[Collected data]
--------------------

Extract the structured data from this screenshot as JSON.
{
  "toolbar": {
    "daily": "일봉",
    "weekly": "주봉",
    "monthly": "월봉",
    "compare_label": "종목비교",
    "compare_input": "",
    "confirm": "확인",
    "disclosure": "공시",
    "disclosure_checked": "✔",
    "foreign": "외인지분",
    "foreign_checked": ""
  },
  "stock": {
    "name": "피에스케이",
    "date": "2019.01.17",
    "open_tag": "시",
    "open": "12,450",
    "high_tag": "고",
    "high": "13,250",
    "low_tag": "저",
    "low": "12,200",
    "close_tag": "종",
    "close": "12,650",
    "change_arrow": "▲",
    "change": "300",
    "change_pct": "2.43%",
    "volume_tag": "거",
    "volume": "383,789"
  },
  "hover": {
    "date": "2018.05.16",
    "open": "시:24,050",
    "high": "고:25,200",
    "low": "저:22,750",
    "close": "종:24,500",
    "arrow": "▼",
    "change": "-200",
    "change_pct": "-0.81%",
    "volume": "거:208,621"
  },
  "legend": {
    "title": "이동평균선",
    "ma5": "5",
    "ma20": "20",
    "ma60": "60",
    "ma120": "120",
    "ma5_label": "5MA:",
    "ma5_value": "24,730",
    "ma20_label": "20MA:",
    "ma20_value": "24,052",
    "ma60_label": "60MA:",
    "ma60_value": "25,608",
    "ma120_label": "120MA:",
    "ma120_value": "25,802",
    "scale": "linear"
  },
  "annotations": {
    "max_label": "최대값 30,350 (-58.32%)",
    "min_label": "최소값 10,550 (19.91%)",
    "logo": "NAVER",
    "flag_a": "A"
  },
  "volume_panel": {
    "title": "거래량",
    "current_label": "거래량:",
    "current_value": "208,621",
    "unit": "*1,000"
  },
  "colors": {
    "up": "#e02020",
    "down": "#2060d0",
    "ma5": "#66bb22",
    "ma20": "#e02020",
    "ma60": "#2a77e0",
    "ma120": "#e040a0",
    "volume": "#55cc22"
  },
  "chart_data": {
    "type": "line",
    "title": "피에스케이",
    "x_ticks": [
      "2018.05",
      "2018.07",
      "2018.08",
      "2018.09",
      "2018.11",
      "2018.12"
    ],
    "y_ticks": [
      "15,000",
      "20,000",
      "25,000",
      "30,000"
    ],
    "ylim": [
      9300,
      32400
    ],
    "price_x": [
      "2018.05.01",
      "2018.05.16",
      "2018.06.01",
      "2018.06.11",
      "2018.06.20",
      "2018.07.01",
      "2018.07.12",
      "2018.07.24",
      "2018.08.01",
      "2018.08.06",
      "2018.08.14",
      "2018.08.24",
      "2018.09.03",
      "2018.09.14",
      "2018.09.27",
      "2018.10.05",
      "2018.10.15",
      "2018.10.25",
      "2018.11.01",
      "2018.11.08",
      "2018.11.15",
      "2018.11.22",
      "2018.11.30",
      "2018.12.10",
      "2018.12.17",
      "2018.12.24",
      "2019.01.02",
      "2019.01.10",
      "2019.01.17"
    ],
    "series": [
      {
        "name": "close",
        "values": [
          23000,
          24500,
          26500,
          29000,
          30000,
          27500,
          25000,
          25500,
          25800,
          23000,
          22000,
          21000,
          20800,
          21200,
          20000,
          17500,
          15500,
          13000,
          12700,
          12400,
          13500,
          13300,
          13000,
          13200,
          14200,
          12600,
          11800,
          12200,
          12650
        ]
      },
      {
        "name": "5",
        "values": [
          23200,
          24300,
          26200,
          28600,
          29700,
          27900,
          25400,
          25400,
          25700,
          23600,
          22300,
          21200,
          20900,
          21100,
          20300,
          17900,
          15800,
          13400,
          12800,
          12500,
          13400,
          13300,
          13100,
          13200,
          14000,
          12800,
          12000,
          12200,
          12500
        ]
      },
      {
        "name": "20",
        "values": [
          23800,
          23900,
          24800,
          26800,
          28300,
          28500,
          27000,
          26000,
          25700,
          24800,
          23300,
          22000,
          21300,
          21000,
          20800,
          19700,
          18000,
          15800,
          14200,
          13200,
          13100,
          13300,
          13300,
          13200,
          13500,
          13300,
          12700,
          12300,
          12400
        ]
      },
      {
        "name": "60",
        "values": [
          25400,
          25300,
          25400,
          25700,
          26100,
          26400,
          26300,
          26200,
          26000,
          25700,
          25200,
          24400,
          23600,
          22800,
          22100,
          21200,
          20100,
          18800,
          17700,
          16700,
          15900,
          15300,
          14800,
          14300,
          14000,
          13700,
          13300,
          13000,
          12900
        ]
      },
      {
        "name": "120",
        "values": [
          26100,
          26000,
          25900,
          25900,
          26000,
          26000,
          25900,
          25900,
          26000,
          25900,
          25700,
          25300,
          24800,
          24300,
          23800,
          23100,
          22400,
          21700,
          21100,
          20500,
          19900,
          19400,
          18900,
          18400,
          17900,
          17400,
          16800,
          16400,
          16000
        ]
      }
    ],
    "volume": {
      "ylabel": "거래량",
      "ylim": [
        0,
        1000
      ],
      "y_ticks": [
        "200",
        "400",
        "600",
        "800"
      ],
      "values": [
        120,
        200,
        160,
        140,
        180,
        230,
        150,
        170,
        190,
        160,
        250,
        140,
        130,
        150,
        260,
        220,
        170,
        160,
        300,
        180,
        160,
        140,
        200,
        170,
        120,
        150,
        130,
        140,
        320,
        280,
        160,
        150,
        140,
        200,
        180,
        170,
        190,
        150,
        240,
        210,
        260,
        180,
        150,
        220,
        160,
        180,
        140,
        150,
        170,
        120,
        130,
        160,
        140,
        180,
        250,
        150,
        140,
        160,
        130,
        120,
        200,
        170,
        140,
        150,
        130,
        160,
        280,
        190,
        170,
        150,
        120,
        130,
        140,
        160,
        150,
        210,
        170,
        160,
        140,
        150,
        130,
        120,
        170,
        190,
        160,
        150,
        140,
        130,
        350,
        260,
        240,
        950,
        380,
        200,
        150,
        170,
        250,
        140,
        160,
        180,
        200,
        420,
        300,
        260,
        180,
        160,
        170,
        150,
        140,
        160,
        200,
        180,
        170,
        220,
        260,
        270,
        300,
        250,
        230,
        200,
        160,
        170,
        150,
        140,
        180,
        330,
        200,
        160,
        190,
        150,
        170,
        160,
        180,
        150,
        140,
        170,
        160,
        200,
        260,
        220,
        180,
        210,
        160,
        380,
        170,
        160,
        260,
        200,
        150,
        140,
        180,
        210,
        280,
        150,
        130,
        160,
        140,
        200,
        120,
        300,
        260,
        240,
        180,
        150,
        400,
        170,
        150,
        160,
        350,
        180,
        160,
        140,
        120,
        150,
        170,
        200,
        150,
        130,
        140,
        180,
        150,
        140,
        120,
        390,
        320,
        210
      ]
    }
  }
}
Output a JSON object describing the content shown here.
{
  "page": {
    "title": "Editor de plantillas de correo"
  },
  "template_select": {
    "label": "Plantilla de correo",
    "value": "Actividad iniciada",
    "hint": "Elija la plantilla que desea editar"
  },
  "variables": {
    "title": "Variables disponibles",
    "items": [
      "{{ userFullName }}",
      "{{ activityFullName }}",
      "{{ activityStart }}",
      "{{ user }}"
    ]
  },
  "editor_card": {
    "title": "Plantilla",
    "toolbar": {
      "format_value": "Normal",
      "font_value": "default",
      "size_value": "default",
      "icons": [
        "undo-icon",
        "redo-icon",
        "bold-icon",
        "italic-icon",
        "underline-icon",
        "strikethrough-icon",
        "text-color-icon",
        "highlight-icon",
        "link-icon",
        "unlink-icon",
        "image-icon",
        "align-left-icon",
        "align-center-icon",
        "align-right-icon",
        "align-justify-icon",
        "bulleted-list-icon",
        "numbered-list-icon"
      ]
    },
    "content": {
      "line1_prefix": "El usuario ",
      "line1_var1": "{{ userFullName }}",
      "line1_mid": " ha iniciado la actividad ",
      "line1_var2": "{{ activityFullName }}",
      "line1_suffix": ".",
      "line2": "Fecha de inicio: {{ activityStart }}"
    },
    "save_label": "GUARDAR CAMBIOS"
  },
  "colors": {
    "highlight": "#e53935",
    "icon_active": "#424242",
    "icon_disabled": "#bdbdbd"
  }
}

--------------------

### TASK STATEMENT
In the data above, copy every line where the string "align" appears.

### YOUR SOLUTION
        "align-left-icon",
        "align-center-icon",
        "align-right-icon",
        "align-justify-icon",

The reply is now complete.